#### HOW TO COMPLETE THIS TASK:
Filter out all lines without the word "share" from the data below, please, and copy the rest.

#### EXTRACTED ENTRIES:

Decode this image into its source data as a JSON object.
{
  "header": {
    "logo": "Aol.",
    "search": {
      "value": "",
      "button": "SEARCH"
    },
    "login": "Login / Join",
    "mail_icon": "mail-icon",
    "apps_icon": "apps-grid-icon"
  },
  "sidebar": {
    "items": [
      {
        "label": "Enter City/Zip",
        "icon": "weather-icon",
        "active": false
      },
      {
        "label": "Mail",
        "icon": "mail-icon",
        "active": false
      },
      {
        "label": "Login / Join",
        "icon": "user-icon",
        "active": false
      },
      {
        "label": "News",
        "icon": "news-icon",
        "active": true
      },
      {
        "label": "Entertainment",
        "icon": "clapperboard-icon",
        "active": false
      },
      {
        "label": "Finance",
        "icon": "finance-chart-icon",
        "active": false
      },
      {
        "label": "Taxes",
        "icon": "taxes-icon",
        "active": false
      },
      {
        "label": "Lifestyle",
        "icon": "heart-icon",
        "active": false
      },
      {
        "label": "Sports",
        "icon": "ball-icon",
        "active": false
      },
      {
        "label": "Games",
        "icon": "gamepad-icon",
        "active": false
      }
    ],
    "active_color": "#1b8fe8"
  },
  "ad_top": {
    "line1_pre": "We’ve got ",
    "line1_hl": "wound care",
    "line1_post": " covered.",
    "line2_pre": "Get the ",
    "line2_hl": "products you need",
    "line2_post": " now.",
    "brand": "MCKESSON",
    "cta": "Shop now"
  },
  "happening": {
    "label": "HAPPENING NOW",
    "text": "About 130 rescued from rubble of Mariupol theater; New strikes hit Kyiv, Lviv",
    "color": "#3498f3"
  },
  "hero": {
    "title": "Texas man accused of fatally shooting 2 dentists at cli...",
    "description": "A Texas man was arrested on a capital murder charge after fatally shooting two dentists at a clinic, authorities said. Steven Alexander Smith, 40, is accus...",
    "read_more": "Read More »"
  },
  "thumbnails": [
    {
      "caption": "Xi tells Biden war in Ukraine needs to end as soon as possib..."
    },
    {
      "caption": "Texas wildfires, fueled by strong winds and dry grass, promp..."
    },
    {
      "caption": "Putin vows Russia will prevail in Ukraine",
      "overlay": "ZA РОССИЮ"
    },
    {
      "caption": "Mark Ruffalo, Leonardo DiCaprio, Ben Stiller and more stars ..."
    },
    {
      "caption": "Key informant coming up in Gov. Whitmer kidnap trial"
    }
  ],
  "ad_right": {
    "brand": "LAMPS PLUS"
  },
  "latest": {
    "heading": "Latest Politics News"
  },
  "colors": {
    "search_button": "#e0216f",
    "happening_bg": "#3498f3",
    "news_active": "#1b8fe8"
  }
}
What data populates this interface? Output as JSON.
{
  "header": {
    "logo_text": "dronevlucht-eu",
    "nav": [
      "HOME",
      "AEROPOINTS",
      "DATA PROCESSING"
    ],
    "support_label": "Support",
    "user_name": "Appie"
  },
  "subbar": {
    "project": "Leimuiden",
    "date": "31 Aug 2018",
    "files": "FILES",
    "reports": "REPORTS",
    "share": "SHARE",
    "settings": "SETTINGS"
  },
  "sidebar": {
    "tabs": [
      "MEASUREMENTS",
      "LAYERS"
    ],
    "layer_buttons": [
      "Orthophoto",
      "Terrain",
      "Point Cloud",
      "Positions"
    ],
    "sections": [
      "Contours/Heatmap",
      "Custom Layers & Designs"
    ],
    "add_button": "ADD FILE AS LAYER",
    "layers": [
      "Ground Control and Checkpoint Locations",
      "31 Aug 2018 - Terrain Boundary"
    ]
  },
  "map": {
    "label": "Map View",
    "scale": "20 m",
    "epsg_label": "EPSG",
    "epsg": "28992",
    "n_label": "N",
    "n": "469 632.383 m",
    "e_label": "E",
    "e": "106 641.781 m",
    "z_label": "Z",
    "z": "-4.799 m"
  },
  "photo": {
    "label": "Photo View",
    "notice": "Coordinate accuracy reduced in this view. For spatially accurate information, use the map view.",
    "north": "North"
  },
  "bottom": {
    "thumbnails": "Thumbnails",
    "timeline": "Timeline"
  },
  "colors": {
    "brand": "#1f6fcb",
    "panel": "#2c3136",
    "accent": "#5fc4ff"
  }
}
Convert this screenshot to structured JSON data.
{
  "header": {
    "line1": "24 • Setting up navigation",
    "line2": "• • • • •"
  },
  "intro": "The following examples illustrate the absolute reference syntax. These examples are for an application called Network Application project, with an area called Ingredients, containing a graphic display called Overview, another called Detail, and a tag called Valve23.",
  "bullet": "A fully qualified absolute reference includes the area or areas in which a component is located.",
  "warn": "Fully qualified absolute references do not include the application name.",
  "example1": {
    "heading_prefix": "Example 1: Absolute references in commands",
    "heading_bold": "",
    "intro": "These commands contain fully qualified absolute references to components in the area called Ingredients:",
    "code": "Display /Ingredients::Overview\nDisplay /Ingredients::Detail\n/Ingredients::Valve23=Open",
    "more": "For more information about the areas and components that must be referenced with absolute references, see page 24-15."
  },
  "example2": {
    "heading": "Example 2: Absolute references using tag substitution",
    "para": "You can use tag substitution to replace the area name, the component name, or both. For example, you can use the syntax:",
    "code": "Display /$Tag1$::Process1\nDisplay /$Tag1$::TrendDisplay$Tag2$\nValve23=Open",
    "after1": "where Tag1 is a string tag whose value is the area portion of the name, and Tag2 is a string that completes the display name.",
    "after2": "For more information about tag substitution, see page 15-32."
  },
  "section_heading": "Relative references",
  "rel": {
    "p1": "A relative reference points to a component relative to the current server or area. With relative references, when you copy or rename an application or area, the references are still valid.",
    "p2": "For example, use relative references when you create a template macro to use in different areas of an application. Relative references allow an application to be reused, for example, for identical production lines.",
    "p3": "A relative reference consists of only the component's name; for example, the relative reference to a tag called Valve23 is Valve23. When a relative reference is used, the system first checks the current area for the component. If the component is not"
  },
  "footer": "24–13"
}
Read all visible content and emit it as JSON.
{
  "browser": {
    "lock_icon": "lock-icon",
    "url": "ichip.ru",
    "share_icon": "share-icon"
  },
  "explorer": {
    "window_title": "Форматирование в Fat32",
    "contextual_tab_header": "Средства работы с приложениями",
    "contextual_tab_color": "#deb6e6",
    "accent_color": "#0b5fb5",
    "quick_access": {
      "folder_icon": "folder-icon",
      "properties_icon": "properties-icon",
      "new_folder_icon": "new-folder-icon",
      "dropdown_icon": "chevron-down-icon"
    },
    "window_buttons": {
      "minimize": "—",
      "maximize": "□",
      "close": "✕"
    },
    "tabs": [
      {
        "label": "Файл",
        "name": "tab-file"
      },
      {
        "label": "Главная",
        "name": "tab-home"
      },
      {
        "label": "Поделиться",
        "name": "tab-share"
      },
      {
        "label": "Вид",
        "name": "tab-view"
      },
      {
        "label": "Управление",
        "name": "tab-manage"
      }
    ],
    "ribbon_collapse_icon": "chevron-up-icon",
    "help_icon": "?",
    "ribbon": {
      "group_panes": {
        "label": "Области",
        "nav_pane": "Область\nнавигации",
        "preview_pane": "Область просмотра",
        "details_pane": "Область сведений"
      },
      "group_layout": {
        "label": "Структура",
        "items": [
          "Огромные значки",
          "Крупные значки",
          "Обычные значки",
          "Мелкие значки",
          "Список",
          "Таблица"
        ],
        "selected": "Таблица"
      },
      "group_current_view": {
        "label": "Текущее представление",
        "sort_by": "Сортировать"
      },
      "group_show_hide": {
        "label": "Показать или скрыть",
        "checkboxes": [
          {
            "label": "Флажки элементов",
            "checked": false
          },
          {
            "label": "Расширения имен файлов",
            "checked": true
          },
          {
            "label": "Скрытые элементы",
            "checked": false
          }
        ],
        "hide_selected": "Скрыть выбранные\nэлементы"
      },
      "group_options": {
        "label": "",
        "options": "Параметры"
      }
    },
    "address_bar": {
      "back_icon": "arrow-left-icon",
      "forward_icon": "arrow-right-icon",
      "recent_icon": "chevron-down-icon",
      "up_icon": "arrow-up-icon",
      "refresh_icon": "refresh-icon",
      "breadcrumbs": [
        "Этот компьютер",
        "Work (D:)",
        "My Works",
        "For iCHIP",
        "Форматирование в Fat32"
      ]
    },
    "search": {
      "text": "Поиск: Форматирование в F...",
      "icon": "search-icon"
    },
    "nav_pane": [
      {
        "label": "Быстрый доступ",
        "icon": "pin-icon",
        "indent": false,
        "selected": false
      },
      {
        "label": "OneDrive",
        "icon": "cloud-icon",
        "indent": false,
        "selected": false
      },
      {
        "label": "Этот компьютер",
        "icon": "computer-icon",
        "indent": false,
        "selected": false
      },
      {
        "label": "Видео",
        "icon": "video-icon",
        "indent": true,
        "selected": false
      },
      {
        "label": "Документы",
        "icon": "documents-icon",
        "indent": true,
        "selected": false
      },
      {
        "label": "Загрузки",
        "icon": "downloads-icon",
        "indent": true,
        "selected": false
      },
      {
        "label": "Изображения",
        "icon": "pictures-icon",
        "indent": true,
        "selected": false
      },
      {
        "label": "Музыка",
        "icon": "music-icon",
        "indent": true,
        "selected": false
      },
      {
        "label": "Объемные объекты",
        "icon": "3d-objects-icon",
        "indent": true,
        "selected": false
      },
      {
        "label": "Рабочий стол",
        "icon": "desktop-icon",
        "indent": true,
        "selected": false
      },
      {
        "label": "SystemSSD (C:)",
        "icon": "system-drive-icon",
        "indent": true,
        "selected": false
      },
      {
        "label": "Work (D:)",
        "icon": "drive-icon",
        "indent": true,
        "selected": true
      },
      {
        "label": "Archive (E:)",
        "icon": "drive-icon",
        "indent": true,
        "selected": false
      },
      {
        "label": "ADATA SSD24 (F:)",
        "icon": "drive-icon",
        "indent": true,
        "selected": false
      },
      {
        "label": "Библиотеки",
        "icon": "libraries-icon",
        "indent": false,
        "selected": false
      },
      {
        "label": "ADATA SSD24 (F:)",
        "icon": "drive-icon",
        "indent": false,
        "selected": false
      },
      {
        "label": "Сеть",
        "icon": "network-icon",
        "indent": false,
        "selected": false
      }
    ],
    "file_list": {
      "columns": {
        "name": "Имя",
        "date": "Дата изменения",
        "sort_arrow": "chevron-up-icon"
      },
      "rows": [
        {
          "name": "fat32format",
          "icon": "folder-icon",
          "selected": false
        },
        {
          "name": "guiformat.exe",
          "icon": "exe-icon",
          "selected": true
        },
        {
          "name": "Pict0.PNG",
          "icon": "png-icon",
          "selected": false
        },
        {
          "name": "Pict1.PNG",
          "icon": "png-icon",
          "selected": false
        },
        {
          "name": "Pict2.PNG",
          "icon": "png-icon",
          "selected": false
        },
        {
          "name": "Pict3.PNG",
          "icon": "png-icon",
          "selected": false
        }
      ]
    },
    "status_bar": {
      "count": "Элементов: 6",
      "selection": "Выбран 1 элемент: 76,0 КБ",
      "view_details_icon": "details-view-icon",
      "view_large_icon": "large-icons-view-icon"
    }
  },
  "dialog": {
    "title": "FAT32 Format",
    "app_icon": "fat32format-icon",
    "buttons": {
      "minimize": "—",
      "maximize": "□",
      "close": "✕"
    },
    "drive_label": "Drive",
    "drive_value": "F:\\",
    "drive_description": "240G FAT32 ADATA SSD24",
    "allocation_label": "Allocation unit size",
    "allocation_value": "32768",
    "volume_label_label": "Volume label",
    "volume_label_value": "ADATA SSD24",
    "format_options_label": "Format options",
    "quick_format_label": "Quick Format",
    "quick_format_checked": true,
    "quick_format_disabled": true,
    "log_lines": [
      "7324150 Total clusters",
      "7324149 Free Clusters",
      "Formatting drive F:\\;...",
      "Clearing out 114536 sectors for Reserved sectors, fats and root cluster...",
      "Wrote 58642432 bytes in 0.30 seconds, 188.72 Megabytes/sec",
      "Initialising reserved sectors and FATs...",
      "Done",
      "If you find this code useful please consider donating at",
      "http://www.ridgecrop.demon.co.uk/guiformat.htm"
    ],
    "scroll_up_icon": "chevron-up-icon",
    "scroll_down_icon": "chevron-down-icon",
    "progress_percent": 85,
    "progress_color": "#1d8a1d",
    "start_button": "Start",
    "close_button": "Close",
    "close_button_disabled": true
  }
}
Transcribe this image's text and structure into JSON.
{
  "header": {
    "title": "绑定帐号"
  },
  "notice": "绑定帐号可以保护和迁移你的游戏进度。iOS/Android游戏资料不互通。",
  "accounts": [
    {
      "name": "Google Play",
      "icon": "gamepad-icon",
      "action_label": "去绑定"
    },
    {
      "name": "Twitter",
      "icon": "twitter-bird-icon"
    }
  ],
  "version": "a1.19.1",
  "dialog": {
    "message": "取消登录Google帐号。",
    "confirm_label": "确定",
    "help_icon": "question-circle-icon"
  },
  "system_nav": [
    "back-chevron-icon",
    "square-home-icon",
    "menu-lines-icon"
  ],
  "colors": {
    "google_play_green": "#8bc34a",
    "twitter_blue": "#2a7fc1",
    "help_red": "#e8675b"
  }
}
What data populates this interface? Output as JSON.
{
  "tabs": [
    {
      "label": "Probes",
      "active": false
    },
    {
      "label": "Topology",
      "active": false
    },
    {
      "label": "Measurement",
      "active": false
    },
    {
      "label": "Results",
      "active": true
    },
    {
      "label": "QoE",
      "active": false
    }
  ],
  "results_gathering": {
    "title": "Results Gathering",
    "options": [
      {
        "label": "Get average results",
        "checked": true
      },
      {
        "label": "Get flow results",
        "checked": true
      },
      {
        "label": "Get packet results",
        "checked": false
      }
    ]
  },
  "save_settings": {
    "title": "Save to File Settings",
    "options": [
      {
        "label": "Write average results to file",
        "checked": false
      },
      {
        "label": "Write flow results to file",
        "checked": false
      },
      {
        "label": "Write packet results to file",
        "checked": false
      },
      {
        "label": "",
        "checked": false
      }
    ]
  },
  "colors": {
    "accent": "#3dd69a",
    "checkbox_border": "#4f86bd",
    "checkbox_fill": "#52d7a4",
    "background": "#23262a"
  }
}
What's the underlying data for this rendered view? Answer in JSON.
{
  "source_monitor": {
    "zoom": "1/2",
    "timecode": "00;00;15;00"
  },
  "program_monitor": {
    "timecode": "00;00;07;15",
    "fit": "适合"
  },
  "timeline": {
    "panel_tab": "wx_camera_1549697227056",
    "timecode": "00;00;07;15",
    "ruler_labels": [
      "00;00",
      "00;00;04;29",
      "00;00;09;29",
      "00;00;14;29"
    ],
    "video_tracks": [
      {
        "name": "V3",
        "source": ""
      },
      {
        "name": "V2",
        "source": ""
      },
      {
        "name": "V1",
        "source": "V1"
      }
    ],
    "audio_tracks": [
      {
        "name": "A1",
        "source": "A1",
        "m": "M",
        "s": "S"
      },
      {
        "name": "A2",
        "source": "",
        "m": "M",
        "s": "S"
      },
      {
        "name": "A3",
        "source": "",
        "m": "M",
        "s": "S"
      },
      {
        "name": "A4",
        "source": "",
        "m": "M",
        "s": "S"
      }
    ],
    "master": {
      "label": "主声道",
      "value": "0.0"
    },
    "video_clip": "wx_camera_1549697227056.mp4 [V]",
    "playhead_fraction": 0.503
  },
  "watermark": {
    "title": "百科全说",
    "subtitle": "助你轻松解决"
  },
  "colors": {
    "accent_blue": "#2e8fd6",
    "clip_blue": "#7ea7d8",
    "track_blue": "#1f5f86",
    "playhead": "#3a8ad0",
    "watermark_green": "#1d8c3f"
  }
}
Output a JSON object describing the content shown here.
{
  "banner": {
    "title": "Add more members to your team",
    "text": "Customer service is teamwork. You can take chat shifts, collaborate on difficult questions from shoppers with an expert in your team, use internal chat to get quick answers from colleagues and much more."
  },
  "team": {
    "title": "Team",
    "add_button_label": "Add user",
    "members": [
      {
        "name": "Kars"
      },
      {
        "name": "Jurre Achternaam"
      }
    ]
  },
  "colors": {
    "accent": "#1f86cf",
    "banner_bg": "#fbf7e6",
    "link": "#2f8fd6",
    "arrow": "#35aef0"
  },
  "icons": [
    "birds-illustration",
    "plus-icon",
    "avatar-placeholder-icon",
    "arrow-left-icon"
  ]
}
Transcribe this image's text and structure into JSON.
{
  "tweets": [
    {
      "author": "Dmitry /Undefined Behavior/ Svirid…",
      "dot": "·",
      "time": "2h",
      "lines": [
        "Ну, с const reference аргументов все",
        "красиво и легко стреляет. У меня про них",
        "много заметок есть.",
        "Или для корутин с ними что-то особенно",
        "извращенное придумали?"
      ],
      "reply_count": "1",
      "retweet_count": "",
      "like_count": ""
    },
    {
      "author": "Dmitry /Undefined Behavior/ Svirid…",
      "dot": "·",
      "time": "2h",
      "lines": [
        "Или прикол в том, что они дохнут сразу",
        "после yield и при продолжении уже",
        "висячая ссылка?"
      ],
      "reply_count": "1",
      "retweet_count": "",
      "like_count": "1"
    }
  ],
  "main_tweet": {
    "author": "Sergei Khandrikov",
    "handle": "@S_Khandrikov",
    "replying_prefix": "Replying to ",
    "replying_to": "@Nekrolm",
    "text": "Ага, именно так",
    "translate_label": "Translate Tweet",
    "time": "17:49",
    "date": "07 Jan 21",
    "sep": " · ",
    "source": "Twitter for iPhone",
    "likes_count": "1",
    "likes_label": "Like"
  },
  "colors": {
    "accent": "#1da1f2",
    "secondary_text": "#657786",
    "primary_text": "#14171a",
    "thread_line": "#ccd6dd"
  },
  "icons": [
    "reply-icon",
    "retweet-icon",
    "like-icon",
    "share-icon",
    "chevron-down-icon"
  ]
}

#### ANSWER FOR THE TASK:
    "share": "SHARE",
    "share_icon": "share-icon"
        "name": "tab-share"
    "share-icon",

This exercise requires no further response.